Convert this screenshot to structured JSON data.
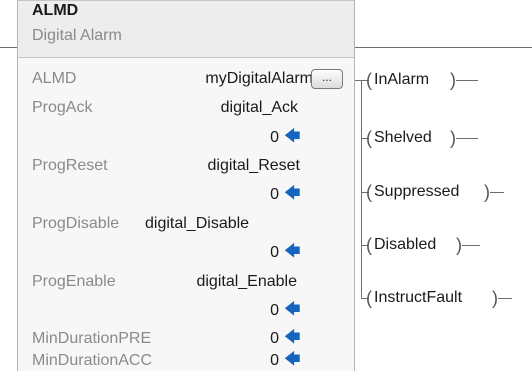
{
  "instruction": {
    "mnemonic": "ALMD",
    "description": "Digital Alarm"
  },
  "operands": [
    {
      "name": "ALMD",
      "tag": "myDigitalAlarm",
      "value": ""
    },
    {
      "name": "ProgAck",
      "tag": "digital_Ack",
      "value": "0"
    },
    {
      "name": "ProgReset",
      "tag": "digital_Reset",
      "value": "0"
    },
    {
      "name": "ProgDisable",
      "tag": "digital_Disable",
      "value": "0"
    },
    {
      "name": "ProgEnable",
      "tag": "digital_Enable",
      "value": "0"
    },
    {
      "name": "MinDurationPRE",
      "tag": "",
      "value": "0"
    },
    {
      "name": "MinDurationACC",
      "tag": "",
      "value": "0"
    }
  ],
  "browse_button": "...",
  "outputs": [
    "InAlarm",
    "Shelved",
    "Suppressed",
    "Disabled",
    "InstructFault"
  ],
  "icons": {
    "value_arrow": "arrow-left-icon"
  },
  "colors": {
    "arrow": "#1565c0",
    "block_bg": "#f7f7f7"
  }
}
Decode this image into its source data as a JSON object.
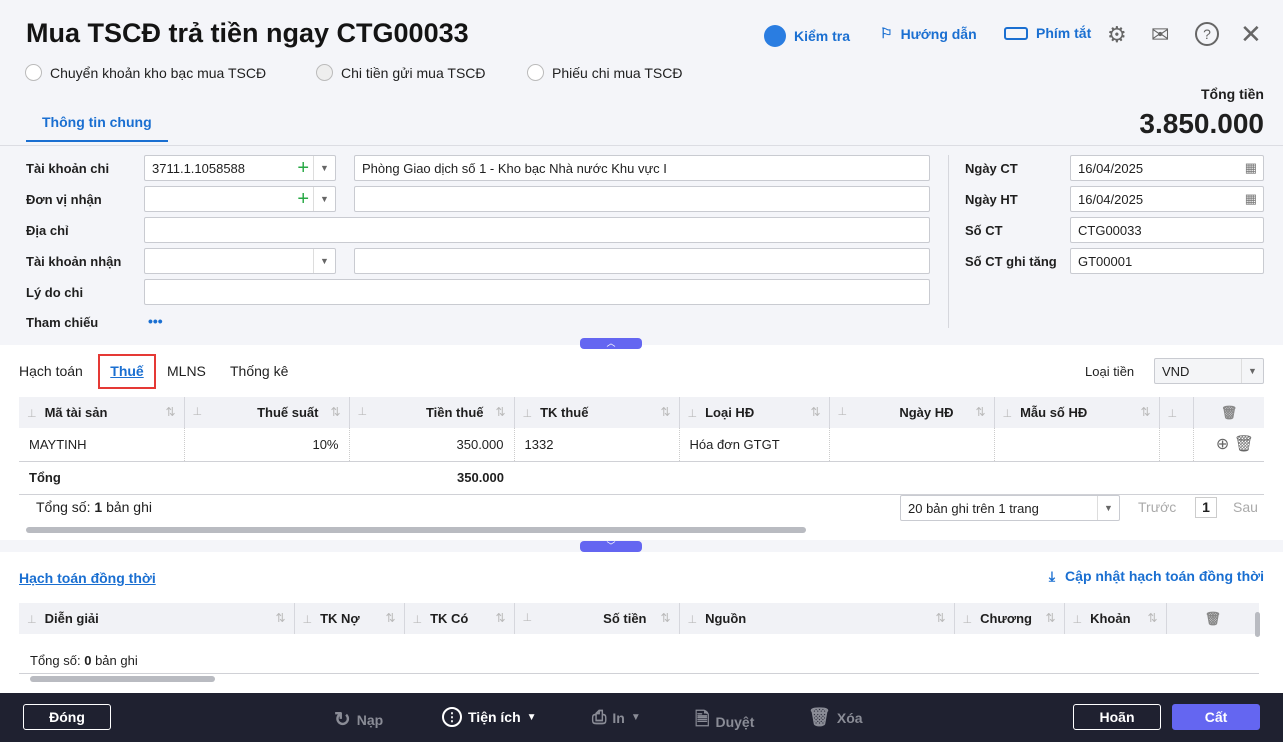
{
  "header": {
    "title": "Mua TSCĐ trả tiền ngay CTG00033",
    "options": [
      {
        "label": "Chuyển khoản kho bạc mua TSCĐ",
        "selected": false
      },
      {
        "label": "Chi tiền gửi mua TSCĐ",
        "selected": true
      },
      {
        "label": "Phiếu chi mua TSCĐ",
        "selected": false
      }
    ],
    "tools": {
      "check": "Kiểm tra",
      "guide": "Hướng dẫn",
      "shortcuts": "Phím tắt"
    },
    "total_label": "Tổng tiền",
    "total_value": "3.850.000",
    "tab": "Thông tin chung"
  },
  "form": {
    "account_label": "Tài khoản chi",
    "account_value": "3711.1.1058588",
    "account_name": "Phòng Giao dịch số 1 - Kho bạc Nhà nước Khu vực I",
    "receiver_label": "Đơn vị nhận",
    "address_label": "Địa chỉ",
    "recv_account_label": "Tài khoản nhận",
    "reason_label": "Lý do chi",
    "ref_label": "Tham chiếu",
    "ref_more": "•••",
    "date_ct_label": "Ngày CT",
    "date_ct": "16/04/2025",
    "date_ht_label": "Ngày HT",
    "date_ht": "16/04/2025",
    "so_ct_label": "Số CT",
    "so_ct": "CTG00033",
    "so_ct_gt_label": "Số CT ghi tăng",
    "so_ct_gt": "GT00001"
  },
  "detail": {
    "tabs": [
      "Hạch toán",
      "Thuế",
      "MLNS",
      "Thống kê"
    ],
    "active_tab": "Thuế",
    "currency_label": "Loại tiền",
    "currency": "VND",
    "columns": [
      "Mã tài sản",
      "Thuế suất",
      "Tiền thuế",
      "TK thuế",
      "Loại HĐ",
      "Ngày HĐ",
      "Mẫu số HĐ"
    ],
    "rows": [
      [
        "MAYTINH",
        "10%",
        "350.000",
        "1332",
        "Hóa đơn GTGT",
        "",
        ""
      ]
    ],
    "total_label": "Tổng",
    "total_tax": "350.000",
    "count_prefix": "Tổng số:",
    "count": "1",
    "count_suffix": "bản ghi",
    "page_size": "20 bản ghi trên 1 trang",
    "prev": "Trước",
    "page": "1",
    "next": "Sau"
  },
  "concurrent": {
    "title": "Hạch toán đồng thời",
    "update": "Cập nhật hạch toán đồng thời",
    "columns": [
      "Diễn giải",
      "TK Nợ",
      "TK Có",
      "Số tiền",
      "Nguồn",
      "Chương",
      "Khoản"
    ],
    "count_prefix": "Tổng số:",
    "count": "0",
    "count_suffix": "bản ghi"
  },
  "footer": {
    "close": "Đóng",
    "reload": "Nạp",
    "utilities": "Tiện ích",
    "print": "In",
    "approve": "Duyệt",
    "delete": "Xóa",
    "cancel": "Hoãn",
    "save": "Cất"
  },
  "colors": {
    "accent": "#1a6fd1",
    "primary": "#6466f1",
    "footer_bg": "#1f2130"
  }
}
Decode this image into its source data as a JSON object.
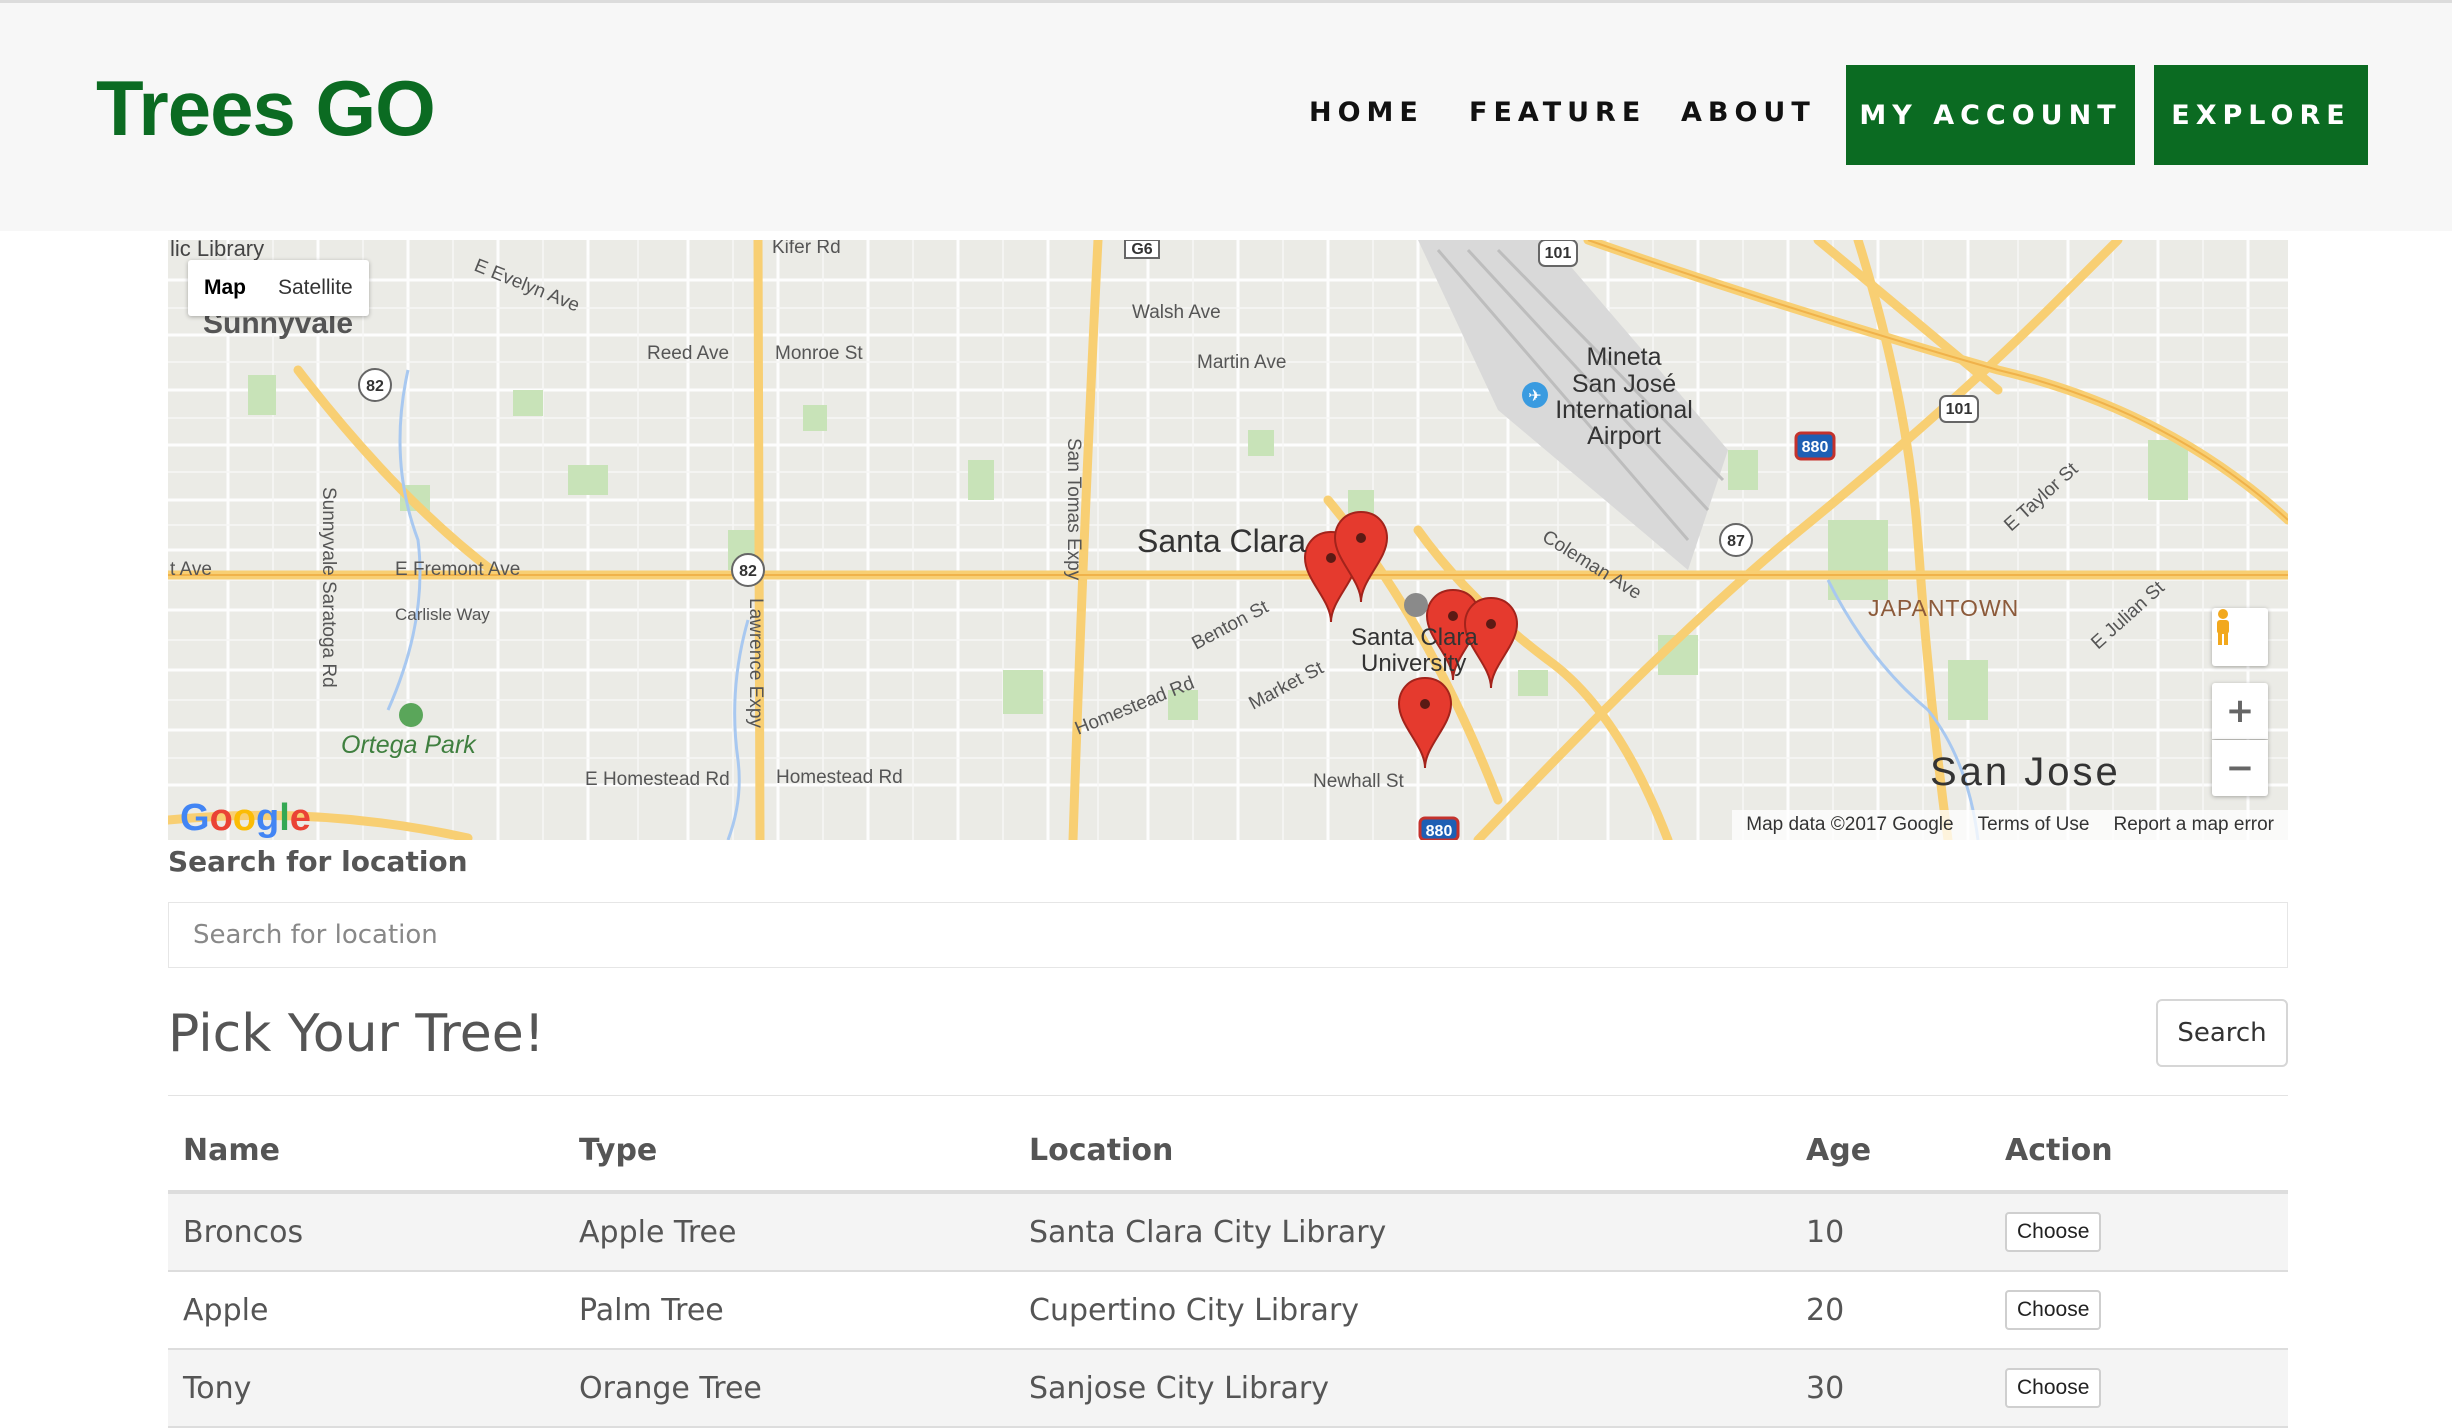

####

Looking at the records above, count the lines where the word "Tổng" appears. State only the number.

#### [OUTPUT OF THE TASK]
4